» **TASK BRIEF**: Reproduce the records that follow exactly as they appear.
[[ TASK INPUT open ]]
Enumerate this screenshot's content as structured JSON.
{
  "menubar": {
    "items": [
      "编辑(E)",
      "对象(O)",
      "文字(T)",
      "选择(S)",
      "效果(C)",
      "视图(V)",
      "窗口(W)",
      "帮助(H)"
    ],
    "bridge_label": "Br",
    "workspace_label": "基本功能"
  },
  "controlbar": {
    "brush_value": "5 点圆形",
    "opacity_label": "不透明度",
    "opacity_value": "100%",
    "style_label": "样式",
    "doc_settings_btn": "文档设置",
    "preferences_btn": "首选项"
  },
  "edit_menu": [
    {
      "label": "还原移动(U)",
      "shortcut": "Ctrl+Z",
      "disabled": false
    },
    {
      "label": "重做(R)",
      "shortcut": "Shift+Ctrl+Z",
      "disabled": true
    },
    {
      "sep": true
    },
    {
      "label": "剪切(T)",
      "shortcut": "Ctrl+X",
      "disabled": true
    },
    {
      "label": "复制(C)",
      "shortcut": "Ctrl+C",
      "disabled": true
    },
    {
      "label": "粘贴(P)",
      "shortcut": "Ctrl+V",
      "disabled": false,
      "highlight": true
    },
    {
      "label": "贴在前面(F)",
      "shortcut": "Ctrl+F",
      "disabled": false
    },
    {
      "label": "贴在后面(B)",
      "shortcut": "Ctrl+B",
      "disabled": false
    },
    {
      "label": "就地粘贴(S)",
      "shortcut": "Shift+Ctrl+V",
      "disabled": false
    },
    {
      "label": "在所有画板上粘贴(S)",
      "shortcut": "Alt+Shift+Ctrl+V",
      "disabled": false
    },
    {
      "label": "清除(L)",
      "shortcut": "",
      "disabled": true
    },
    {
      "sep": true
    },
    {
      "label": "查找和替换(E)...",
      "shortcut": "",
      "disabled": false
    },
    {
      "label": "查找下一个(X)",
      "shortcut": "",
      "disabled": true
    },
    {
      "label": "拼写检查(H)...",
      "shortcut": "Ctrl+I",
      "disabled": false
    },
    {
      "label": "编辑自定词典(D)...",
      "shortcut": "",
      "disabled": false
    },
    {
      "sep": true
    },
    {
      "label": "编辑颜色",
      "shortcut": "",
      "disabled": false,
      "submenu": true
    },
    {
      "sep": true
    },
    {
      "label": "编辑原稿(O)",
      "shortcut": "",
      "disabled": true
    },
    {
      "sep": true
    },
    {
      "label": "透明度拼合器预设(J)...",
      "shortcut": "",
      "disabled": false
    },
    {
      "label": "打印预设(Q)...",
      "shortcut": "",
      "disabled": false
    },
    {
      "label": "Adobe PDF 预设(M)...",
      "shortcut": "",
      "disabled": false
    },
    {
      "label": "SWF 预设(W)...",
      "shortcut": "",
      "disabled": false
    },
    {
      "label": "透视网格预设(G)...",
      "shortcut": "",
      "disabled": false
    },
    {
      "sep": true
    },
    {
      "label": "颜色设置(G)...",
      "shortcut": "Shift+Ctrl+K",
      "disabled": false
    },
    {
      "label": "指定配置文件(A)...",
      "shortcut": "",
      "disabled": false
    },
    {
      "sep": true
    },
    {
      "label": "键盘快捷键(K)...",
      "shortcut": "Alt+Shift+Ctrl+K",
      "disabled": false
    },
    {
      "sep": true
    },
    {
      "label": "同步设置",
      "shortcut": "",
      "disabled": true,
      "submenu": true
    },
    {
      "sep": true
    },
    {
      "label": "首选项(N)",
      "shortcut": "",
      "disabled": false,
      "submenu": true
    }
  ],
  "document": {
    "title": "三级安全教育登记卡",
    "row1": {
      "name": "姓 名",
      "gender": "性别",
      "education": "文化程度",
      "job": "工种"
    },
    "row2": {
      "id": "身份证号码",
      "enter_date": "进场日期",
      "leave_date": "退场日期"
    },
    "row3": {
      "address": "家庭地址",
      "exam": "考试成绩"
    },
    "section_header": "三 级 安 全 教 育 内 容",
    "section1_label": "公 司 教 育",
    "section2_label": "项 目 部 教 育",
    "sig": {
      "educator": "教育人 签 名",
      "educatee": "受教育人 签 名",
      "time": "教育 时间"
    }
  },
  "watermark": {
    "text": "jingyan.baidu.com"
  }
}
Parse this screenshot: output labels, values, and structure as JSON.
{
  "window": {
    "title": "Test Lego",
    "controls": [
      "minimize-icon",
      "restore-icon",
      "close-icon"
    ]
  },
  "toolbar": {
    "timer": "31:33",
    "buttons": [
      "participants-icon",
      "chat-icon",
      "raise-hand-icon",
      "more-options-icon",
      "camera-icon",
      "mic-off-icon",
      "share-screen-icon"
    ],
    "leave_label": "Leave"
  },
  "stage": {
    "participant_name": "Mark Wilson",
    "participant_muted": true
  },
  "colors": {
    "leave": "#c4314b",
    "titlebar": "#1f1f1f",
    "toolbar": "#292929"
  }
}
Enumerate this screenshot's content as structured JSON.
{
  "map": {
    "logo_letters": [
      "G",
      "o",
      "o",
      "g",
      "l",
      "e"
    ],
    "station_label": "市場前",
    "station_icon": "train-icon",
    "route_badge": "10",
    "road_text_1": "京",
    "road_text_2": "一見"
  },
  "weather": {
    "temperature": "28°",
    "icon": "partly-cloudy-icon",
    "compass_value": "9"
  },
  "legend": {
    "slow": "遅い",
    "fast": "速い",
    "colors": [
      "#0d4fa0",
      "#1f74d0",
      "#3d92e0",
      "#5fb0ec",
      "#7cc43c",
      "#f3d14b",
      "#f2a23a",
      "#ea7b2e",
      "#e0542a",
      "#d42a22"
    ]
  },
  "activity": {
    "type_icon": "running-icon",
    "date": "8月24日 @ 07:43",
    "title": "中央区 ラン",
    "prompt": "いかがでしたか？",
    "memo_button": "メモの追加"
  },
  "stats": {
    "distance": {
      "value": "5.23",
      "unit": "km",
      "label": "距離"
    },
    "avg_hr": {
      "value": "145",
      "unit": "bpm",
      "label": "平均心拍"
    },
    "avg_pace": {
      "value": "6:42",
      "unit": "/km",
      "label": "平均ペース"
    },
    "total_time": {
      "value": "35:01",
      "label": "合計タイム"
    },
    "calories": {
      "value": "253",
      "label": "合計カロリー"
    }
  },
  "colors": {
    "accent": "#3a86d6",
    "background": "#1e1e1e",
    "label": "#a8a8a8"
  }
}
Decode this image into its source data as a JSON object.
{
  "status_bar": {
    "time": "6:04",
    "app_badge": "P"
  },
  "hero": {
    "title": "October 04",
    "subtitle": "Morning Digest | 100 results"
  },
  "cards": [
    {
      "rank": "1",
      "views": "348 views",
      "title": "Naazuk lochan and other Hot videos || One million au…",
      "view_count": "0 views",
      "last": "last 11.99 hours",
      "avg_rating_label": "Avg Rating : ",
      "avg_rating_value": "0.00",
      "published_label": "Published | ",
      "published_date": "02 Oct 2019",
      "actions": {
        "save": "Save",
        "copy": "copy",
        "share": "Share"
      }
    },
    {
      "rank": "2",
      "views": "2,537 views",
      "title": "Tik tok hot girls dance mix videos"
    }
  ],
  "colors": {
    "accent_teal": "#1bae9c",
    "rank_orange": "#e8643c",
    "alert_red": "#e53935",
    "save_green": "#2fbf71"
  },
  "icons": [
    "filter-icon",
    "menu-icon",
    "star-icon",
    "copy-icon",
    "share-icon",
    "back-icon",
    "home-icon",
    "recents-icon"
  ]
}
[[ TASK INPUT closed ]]
» **RESPONSE TO THIS EXERCISE**:
Enumerate this screenshot's content as structured JSON.
{
  "menubar": {
    "items": [
      "编辑(E)",
      "对象(O)",
      "文字(T)",
      "选择(S)",
      "效果(C)",
      "视图(V)",
      "窗口(W)",
      "帮助(H)"
    ],
    "bridge_label": "Br",
    "workspace_label": "基本功能"
  },
  "controlbar": {
    "brush_value": "5 点圆形",
    "opacity_label": "不透明度",
    "opacity_value": "100%",
    "style_label": "样式",
    "doc_settings_btn": "文档设置",
    "preferences_btn": "首选项"
  },
  "edit_menu": [
    {
      "label": "还原移动(U)",
      "shortcut": "Ctrl+Z",
      "disabled": false
    },
    {
      "label": "重做(R)",
      "shortcut": "Shift+Ctrl+Z",
      "disabled": true
    },
    {
      "sep": true
    },
    {
      "label": "剪切(T)",
      "shortcut": "Ctrl+X",
      "disabled": true
    },
    {
      "label": "复制(C)",
      "shortcut": "Ctrl+C",
      "disabled": true
    },
    {
      "label": "粘贴(P)",
      "shortcut": "Ctrl+V",
      "disabled": false,
      "highlight": true
    },
    {
      "label": "贴在前面(F)",
      "shortcut": "Ctrl+F",
      "disabled": false
    },
    {
      "label": "贴在后面(B)",
      "shortcut": "Ctrl+B",
      "disabled": false
    },
    {
      "label": "就地粘贴(S)",
      "shortcut": "Shift+Ctrl+V",
      "disabled": false
    },
    {
      "label": "在所有画板上粘贴(S)",
      "shortcut": "Alt+Shift+Ctrl+V",
      "disabled": false
    },
    {
      "label": "清除(L)",
      "shortcut": "",
      "disabled": true
    },
    {
      "sep": true
    },
    {
      "label": "查找和替换(E)...",
      "shortcut": "",
      "disabled": false
    },
    {
      "label": "查找下一个(X)",
      "shortcut": "",
      "disabled": true
    },
    {
      "label": "拼写检查(H)...",
      "shortcut": "Ctrl+I",
      "disabled": false
    },
    {
      "label": "编辑自定词典(D)...",
      "shortcut": "",
      "disabled": false
    },
    {
      "sep": true
    },
    {
      "label": "编辑颜色",
      "shortcut": "",
      "disabled": false,
      "submenu": true
    },
    {
      "sep": true
    },
    {
      "label": "编辑原稿(O)",
      "shortcut": "",
      "disabled": true
    },
    {
      "sep": true
    },
    {
      "label": "透明度拼合器预设(J)...",
      "shortcut": "",
      "disabled": false
    },
    {
      "label": "打印预设(Q)...",
      "shortcut": "",
      "disabled": false
    },
    {
      "label": "Adobe PDF 预设(M)...",
      "shortcut": "",
      "disabled": false
    },
    {
      "label": "SWF 预设(W)...",
      "shortcut": "",
      "disabled": false
    },
    {
      "label": "透视网格预设(G)...",
      "shortcut": "",
      "disabled": false
    },
    {
      "sep": true
    },
    {
      "label": "颜色设置(G)...",
      "shortcut": "Shift+Ctrl+K",
      "disabled": false
    },
    {
      "label": "指定配置文件(A)...",
      "shortcut": "",
      "disabled": false
    },
    {
      "sep": true
    },
    {
      "label": "键盘快捷键(K)...",
      "shortcut": "Alt+Shift+Ctrl+K",
      "disabled": false
    },
    {
      "sep": true
    },
    {
      "label": "同步设置",
      "shortcut": "",
      "disabled": true,
      "submenu": true
    },
    {
      "sep": true
    },
    {
      "label": "首选项(N)",
      "shortcut": "",
      "disabled": false,
      "submenu": true
    }
  ],
  "document": {
    "title": "三级安全教育登记卡",
    "row1": {
      "name": "姓 名",
      "gender": "性别",
      "education": "文化程度",
      "job": "工种"
    },
    "row2": {
      "id": "身份证号码",
      "enter_date": "进场日期",
      "leave_date": "退场日期"
    },
    "row3": {
      "address": "家庭地址",
      "exam": "考试成绩"
    },
    "section_header": "三 级 安 全 教 育 内 容",
    "section1_label": "公 司 教 育",
    "section2_label": "项 目 部 教 育",
    "sig": {
      "educator": "教育人 签 名",
      "educatee": "受教育人 签 名",
      "time": "教育 时间"
    }
  },
  "watermark": {
    "text": "jingyan.baidu.com"
  }
}
Parse this screenshot: output labels, values, and structure as JSON.
{
  "window": {
    "title": "Test Lego",
    "controls": [
      "minimize-icon",
      "restore-icon",
      "close-icon"
    ]
  },
  "toolbar": {
    "timer": "31:33",
    "buttons": [
      "participants-icon",
      "chat-icon",
      "raise-hand-icon",
      "more-options-icon",
      "camera-icon",
      "mic-off-icon",
      "share-screen-icon"
    ],
    "leave_label": "Leave"
  },
  "stage": {
    "participant_name": "Mark Wilson",
    "participant_muted": true
  },
  "colors": {
    "leave": "#c4314b",
    "titlebar": "#1f1f1f",
    "toolbar": "#292929"
  }
}
Enumerate this screenshot's content as structured JSON.
{
  "map": {
    "logo_letters": [
      "G",
      "o",
      "o",
      "g",
      "l",
      "e"
    ],
    "station_label": "市場前",
    "station_icon": "train-icon",
    "route_badge": "10",
    "road_text_1": "京",
    "road_text_2": "一見"
  },
  "weather": {
    "temperature": "28°",
    "icon": "partly-cloudy-icon",
    "compass_value": "9"
  },
  "legend": {
    "slow": "遅い",
    "fast": "速い",
    "colors": [
      "#0d4fa0",
      "#1f74d0",
      "#3d92e0",
      "#5fb0ec",
      "#7cc43c",
      "#f3d14b",
      "#f2a23a",
      "#ea7b2e",
      "#e0542a",
      "#d42a22"
    ]
  },
  "activity": {
    "type_icon": "running-icon",
    "date": "8月24日 @ 07:43",
    "title": "中央区 ラン",
    "prompt": "いかがでしたか？",
    "memo_button": "メモの追加"
  },
  "stats": {
    "distance": {
      "value": "5.23",
      "unit": "km",
      "label": "距離"
    },
    "avg_hr": {
      "value": "145",
      "unit": "bpm",
      "label": "平均心拍"
    },
    "avg_pace": {
      "value": "6:42",
      "unit": "/km",
      "label": "平均ペース"
    },
    "total_time": {
      "value": "35:01",
      "label": "合計タイム"
    },
    "calories": {
      "value": "253",
      "label": "合計カロリー"
    }
  },
  "colors": {
    "accent": "#3a86d6",
    "background": "#1e1e1e",
    "label": "#a8a8a8"
  }
}
Decode this image into its source data as a JSON object.
{
  "status_bar": {
    "time": "6:04",
    "app_badge": "P"
  },
  "hero": {
    "title": "October 04",
    "subtitle": "Morning Digest | 100 results"
  },
  "cards": [
    {
      "rank": "1",
      "views": "348 views",
      "title": "Naazuk lochan and other Hot videos || One million au…",
      "view_count": "0 views",
      "last": "last 11.99 hours",
      "avg_rating_label": "Avg Rating : ",
      "avg_rating_value": "0.00",
      "published_label": "Published | ",
      "published_date": "02 Oct 2019",
      "actions": {
        "save": "Save",
        "copy": "copy",
        "share": "Share"
      }
    },
    {
      "rank": "2",
      "views": "2,537 views",
      "title": "Tik tok hot girls dance mix videos"
    }
  ],
  "colors": {
    "accent_teal": "#1bae9c",
    "rank_orange": "#e8643c",
    "alert_red": "#e53935",
    "save_green": "#2fbf71"
  },
  "icons": [
    "filter-icon",
    "menu-icon",
    "star-icon",
    "copy-icon",
    "share-icon",
    "back-icon",
    "home-icon",
    "recents-icon"
  ]
}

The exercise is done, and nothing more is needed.